RECORDS SUPPLIED: Begin
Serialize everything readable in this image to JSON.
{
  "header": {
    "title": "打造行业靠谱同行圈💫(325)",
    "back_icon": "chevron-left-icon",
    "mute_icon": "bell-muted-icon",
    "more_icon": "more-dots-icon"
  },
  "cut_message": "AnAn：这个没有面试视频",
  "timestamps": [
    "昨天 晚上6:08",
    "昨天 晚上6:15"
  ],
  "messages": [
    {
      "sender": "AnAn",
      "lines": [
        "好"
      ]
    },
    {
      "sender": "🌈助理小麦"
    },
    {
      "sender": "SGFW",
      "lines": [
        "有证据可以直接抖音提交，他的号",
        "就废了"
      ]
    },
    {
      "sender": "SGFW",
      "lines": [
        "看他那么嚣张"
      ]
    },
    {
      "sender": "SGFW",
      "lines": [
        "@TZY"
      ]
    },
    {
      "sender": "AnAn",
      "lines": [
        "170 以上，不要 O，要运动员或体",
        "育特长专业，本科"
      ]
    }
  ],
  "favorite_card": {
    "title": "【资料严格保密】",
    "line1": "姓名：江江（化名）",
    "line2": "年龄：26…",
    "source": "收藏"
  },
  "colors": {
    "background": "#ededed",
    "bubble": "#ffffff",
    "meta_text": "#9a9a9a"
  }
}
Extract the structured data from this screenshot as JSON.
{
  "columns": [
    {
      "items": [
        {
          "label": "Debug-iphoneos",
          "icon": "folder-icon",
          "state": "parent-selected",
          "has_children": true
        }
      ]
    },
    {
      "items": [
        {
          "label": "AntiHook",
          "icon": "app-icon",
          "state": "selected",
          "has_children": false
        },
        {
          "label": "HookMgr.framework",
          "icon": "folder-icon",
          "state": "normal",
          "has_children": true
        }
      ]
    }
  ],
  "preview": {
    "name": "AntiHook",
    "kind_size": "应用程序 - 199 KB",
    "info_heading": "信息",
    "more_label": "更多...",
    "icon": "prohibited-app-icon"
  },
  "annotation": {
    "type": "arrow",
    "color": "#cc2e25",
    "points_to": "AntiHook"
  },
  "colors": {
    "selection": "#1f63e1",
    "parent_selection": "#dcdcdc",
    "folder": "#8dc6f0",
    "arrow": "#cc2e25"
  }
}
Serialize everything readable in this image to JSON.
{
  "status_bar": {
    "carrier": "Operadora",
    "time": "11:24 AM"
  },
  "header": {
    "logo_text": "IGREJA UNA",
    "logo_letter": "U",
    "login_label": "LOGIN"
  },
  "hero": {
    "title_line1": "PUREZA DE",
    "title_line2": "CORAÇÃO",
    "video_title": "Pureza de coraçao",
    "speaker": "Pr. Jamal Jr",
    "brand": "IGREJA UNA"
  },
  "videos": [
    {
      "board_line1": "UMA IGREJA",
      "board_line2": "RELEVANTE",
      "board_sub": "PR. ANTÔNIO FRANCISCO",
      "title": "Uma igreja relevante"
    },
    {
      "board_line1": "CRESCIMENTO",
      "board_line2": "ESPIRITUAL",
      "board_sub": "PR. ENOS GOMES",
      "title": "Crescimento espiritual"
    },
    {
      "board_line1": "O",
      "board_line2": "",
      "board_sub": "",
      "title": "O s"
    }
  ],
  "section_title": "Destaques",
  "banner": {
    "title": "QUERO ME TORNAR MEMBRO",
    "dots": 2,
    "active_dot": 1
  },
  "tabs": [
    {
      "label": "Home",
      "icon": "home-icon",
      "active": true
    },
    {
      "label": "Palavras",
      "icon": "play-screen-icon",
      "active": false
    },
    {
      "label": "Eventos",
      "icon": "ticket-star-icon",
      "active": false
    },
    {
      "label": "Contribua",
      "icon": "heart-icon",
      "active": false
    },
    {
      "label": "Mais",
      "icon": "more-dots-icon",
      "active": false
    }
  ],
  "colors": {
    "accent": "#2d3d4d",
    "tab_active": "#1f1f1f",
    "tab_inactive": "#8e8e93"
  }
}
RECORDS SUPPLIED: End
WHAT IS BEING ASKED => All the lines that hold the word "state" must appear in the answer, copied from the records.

RESULT OF THIS TASK =>
          "state": "parent-selected",
          "state": "selected",
          "state": "normal",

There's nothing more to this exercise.